**Entries from a dataset of interfaces:**
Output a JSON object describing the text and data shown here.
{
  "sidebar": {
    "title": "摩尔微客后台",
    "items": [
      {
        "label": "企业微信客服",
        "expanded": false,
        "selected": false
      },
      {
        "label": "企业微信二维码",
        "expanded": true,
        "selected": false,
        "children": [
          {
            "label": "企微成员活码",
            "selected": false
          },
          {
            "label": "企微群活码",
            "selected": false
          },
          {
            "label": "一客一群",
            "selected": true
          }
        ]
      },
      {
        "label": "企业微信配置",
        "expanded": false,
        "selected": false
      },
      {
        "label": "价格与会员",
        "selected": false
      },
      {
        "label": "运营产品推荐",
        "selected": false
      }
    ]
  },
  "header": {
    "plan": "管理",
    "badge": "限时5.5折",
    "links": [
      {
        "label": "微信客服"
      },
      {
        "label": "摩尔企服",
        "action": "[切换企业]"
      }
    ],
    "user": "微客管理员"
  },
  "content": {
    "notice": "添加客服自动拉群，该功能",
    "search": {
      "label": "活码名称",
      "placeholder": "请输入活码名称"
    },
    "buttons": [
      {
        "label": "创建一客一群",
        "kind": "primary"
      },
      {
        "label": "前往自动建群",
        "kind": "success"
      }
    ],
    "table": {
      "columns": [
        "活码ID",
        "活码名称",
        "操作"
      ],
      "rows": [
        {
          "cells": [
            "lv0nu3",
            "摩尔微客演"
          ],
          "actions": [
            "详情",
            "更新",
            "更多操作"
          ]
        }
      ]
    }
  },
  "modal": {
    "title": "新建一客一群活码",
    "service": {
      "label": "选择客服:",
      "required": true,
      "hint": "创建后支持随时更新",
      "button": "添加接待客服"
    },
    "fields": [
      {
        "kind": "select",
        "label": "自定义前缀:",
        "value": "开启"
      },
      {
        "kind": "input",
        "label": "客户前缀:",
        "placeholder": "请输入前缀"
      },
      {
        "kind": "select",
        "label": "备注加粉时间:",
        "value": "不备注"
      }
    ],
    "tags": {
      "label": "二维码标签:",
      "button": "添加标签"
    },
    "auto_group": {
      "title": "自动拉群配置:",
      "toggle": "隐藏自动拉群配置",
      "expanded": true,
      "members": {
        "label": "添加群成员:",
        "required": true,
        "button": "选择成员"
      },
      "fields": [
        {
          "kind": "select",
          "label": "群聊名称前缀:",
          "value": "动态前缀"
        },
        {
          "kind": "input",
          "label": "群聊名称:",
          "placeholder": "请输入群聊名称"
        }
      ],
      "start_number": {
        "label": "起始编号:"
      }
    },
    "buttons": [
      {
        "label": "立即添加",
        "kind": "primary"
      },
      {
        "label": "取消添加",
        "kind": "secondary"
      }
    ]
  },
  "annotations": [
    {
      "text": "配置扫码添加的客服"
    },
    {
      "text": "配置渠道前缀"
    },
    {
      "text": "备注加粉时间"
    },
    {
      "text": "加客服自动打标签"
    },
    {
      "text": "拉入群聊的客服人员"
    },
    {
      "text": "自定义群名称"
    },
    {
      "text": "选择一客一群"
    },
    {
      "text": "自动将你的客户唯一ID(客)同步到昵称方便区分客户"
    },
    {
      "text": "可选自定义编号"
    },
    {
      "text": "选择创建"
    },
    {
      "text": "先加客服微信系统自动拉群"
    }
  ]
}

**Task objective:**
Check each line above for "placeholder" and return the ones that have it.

**Reply to the exercise:**
      "placeholder": "请输入活码名称"
        "placeholder": "请输入前缀"
          "placeholder": "请输入群聊名称"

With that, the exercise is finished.